▶ [Task instructions]
Copy every entry below, exactly and in full.

(Entries from a dataset of interfaces)

++++++++

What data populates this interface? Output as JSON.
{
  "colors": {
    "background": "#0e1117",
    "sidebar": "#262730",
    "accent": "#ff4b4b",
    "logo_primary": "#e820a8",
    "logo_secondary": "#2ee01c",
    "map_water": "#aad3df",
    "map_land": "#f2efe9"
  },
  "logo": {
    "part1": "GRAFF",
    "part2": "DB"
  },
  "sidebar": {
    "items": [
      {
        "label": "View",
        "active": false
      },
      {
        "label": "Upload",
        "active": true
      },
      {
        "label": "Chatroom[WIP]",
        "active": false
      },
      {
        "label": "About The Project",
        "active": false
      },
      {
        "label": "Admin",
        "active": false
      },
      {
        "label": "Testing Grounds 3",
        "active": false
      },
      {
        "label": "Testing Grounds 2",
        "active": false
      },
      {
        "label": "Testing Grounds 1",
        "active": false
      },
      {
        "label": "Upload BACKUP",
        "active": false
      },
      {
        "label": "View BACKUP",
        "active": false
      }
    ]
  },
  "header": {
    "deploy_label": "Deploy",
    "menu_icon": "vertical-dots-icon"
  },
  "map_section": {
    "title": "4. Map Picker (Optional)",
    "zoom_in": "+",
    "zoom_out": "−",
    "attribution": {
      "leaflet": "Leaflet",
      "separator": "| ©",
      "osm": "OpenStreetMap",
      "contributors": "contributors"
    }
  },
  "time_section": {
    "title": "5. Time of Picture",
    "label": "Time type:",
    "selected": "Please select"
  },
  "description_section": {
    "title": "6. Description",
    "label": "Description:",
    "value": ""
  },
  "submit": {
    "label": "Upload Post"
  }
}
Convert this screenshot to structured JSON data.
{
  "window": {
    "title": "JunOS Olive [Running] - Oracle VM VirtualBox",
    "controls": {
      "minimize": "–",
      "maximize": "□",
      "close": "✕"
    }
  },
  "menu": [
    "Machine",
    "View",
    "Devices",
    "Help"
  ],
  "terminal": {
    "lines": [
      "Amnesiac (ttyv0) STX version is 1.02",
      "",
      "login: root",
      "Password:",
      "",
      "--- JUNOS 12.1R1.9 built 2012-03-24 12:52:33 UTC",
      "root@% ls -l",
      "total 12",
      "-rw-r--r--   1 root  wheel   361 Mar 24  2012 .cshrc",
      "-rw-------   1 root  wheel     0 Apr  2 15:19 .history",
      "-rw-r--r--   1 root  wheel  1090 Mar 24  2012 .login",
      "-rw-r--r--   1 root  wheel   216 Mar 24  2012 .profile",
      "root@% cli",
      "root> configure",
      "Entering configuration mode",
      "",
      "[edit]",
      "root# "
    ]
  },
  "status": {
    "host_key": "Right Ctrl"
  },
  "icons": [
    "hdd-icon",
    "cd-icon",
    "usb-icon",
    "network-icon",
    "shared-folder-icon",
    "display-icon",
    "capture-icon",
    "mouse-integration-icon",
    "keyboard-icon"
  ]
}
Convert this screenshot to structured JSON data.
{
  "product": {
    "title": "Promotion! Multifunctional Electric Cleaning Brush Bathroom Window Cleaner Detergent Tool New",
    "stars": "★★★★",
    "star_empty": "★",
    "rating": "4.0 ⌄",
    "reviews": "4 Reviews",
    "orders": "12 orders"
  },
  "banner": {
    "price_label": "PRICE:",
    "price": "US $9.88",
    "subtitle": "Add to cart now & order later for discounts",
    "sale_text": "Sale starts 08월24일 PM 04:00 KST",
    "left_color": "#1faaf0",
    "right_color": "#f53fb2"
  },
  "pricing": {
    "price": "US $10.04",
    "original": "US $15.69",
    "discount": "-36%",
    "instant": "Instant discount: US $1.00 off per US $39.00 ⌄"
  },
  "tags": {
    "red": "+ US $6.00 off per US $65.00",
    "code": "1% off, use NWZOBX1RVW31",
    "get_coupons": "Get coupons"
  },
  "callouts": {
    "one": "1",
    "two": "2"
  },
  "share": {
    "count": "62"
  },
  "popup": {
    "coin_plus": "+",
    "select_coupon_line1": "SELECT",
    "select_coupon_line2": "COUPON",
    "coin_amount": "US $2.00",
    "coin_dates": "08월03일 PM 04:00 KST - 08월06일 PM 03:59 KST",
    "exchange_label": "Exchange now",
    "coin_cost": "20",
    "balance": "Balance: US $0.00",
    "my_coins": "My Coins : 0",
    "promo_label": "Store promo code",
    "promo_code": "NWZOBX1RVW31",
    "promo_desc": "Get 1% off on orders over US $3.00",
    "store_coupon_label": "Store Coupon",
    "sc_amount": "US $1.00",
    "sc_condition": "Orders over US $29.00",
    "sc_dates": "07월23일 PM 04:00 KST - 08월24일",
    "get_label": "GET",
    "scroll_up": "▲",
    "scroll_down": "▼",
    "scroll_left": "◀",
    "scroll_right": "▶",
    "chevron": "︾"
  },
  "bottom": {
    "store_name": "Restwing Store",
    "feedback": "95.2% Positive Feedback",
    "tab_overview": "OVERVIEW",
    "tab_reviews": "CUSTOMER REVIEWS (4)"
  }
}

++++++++

▶ [Response below]
What data populates this interface? Output as JSON.
{
  "colors": {
    "background": "#0e1117",
    "sidebar": "#262730",
    "accent": "#ff4b4b",
    "logo_primary": "#e820a8",
    "logo_secondary": "#2ee01c",
    "map_water": "#aad3df",
    "map_land": "#f2efe9"
  },
  "logo": {
    "part1": "GRAFF",
    "part2": "DB"
  },
  "sidebar": {
    "items": [
      {
        "label": "View",
        "active": false
      },
      {
        "label": "Upload",
        "active": true
      },
      {
        "label": "Chatroom[WIP]",
        "active": false
      },
      {
        "label": "About The Project",
        "active": false
      },
      {
        "label": "Admin",
        "active": false
      },
      {
        "label": "Testing Grounds 3",
        "active": false
      },
      {
        "label": "Testing Grounds 2",
        "active": false
      },
      {
        "label": "Testing Grounds 1",
        "active": false
      },
      {
        "label": "Upload BACKUP",
        "active": false
      },
      {
        "label": "View BACKUP",
        "active": false
      }
    ]
  },
  "header": {
    "deploy_label": "Deploy",
    "menu_icon": "vertical-dots-icon"
  },
  "map_section": {
    "title": "4. Map Picker (Optional)",
    "zoom_in": "+",
    "zoom_out": "−",
    "attribution": {
      "leaflet": "Leaflet",
      "separator": "| ©",
      "osm": "OpenStreetMap",
      "contributors": "contributors"
    }
  },
  "time_section": {
    "title": "5. Time of Picture",
    "label": "Time type:",
    "selected": "Please select"
  },
  "description_section": {
    "title": "6. Description",
    "label": "Description:",
    "value": ""
  },
  "submit": {
    "label": "Upload Post"
  }
}
Convert this screenshot to structured JSON data.
{
  "window": {
    "title": "JunOS Olive [Running] - Oracle VM VirtualBox",
    "controls": {
      "minimize": "–",
      "maximize": "□",
      "close": "✕"
    }
  },
  "menu": [
    "Machine",
    "View",
    "Devices",
    "Help"
  ],
  "terminal": {
    "lines": [
      "Amnesiac (ttyv0) STX version is 1.02",
      "",
      "login: root",
      "Password:",
      "",
      "--- JUNOS 12.1R1.9 built 2012-03-24 12:52:33 UTC",
      "root@% ls -l",
      "total 12",
      "-rw-r--r--   1 root  wheel   361 Mar 24  2012 .cshrc",
      "-rw-------   1 root  wheel     0 Apr  2 15:19 .history",
      "-rw-r--r--   1 root  wheel  1090 Mar 24  2012 .login",
      "-rw-r--r--   1 root  wheel   216 Mar 24  2012 .profile",
      "root@% cli",
      "root> configure",
      "Entering configuration mode",
      "",
      "[edit]",
      "root# "
    ]
  },
  "status": {
    "host_key": "Right Ctrl"
  },
  "icons": [
    "hdd-icon",
    "cd-icon",
    "usb-icon",
    "network-icon",
    "shared-folder-icon",
    "display-icon",
    "capture-icon",
    "mouse-integration-icon",
    "keyboard-icon"
  ]
}
Convert this screenshot to structured JSON data.
{
  "product": {
    "title": "Promotion! Multifunctional Electric Cleaning Brush Bathroom Window Cleaner Detergent Tool New",
    "stars": "★★★★",
    "star_empty": "★",
    "rating": "4.0 ⌄",
    "reviews": "4 Reviews",
    "orders": "12 orders"
  },
  "banner": {
    "price_label": "PRICE:",
    "price": "US $9.88",
    "subtitle": "Add to cart now & order later for discounts",
    "sale_text": "Sale starts 08월24일 PM 04:00 KST",
    "left_color": "#1faaf0",
    "right_color": "#f53fb2"
  },
  "pricing": {
    "price": "US $10.04",
    "original": "US $15.69",
    "discount": "-36%",
    "instant": "Instant discount: US $1.00 off per US $39.00 ⌄"
  },
  "tags": {
    "red": "+ US $6.00 off per US $65.00",
    "code": "1% off, use NWZOBX1RVW31",
    "get_coupons": "Get coupons"
  },
  "callouts": {
    "one": "1",
    "two": "2"
  },
  "share": {
    "count": "62"
  },
  "popup": {
    "coin_plus": "+",
    "select_coupon_line1": "SELECT",
    "select_coupon_line2": "COUPON",
    "coin_amount": "US $2.00",
    "coin_dates": "08월03일 PM 04:00 KST - 08월06일 PM 03:59 KST",
    "exchange_label": "Exchange now",
    "coin_cost": "20",
    "balance": "Balance: US $0.00",
    "my_coins": "My Coins : 0",
    "promo_label": "Store promo code",
    "promo_code": "NWZOBX1RVW31",
    "promo_desc": "Get 1% off on orders over US $3.00",
    "store_coupon_label": "Store Coupon",
    "sc_amount": "US $1.00",
    "sc_condition": "Orders over US $29.00",
    "sc_dates": "07월23일 PM 04:00 KST - 08월24일",
    "get_label": "GET",
    "scroll_up": "▲",
    "scroll_down": "▼",
    "scroll_left": "◀",
    "scroll_right": "▶",
    "chevron": "︾"
  },
  "bottom": {
    "store_name": "Restwing Store",
    "feedback": "95.2% Positive Feedback",
    "tab_overview": "OVERVIEW",
    "tab_reviews": "CUSTOMER REVIEWS (4)"
  }
}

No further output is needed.